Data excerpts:

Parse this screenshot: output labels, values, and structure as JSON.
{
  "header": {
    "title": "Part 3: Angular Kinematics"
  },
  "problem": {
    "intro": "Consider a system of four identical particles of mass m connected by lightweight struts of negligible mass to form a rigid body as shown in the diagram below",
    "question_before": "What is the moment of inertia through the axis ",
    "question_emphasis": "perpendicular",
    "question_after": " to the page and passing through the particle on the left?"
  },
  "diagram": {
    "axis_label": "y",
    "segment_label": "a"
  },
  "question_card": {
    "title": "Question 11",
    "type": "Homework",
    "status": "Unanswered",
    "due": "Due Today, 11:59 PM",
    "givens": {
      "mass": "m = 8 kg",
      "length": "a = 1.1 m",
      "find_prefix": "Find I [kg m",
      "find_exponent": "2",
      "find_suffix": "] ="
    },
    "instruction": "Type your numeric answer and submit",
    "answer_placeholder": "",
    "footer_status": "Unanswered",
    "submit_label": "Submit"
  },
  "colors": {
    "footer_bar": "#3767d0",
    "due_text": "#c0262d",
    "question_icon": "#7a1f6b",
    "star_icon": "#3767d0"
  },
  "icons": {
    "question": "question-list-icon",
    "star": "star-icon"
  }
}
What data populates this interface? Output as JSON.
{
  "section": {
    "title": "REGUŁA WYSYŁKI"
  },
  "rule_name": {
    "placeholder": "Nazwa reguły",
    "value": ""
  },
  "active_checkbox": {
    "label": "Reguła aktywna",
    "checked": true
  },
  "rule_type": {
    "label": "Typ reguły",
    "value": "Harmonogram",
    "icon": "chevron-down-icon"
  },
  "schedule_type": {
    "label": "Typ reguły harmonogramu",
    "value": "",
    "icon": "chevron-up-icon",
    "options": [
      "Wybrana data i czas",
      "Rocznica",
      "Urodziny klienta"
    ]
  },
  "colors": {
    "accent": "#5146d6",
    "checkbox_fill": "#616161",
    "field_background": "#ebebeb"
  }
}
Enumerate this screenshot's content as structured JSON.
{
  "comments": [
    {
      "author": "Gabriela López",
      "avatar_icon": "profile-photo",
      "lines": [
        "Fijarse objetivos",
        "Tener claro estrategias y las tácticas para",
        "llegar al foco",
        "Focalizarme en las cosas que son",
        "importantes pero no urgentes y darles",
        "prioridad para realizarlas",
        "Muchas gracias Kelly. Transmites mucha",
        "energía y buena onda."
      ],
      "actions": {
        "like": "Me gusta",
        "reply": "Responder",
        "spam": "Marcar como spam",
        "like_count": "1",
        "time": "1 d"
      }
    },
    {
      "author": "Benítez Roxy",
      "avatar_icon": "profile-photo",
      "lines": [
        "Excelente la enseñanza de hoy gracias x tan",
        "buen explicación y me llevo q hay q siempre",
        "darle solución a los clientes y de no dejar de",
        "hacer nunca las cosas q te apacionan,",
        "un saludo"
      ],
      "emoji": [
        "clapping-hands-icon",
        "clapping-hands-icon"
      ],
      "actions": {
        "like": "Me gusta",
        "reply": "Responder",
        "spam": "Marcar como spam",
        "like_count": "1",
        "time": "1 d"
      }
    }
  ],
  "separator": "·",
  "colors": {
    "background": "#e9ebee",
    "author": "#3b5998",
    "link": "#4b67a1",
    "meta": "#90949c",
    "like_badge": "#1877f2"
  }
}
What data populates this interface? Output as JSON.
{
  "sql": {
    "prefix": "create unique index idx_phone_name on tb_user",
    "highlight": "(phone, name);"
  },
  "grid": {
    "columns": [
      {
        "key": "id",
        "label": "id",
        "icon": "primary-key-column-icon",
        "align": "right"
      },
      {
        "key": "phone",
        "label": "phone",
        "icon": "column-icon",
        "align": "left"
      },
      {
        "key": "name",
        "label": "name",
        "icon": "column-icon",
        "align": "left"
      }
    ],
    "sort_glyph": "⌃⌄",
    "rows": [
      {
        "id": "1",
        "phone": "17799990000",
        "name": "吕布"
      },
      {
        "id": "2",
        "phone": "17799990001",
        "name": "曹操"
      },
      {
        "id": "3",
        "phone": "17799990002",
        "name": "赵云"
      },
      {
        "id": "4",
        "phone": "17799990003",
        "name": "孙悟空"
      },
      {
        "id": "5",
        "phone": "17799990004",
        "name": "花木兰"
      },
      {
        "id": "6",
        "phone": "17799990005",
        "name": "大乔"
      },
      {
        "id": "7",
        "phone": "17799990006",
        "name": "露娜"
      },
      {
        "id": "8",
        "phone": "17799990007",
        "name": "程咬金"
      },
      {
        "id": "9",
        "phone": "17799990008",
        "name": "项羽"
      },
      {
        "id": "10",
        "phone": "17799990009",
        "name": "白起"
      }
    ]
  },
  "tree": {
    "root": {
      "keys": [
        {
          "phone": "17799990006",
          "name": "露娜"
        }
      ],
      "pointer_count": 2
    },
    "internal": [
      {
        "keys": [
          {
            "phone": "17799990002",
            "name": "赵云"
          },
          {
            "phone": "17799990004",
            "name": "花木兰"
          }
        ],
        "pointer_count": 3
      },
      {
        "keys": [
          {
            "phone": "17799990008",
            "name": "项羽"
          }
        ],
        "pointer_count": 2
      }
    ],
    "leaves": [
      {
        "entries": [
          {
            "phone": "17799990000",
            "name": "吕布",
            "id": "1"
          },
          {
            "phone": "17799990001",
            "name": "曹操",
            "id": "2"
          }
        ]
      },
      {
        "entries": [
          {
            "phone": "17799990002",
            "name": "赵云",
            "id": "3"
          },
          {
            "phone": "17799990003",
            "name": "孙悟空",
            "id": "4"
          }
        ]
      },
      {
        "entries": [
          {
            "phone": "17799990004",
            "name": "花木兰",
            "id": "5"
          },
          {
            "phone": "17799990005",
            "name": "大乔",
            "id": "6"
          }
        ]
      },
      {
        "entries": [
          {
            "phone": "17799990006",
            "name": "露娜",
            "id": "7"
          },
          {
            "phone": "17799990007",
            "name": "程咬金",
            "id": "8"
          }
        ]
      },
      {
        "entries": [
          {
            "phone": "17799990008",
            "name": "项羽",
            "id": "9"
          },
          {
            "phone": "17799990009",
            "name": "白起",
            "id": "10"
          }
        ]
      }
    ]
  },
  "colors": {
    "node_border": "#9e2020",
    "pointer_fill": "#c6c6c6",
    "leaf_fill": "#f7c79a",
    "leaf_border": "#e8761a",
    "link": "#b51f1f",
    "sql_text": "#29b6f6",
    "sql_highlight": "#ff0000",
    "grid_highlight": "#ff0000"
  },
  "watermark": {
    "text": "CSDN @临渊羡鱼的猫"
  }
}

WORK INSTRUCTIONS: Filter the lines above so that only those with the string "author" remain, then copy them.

ANSWER TO THIS EXERCISE:
      "author": "Gabriela López",
      "author": "Benítez Roxy",
    "author": "#3b5998",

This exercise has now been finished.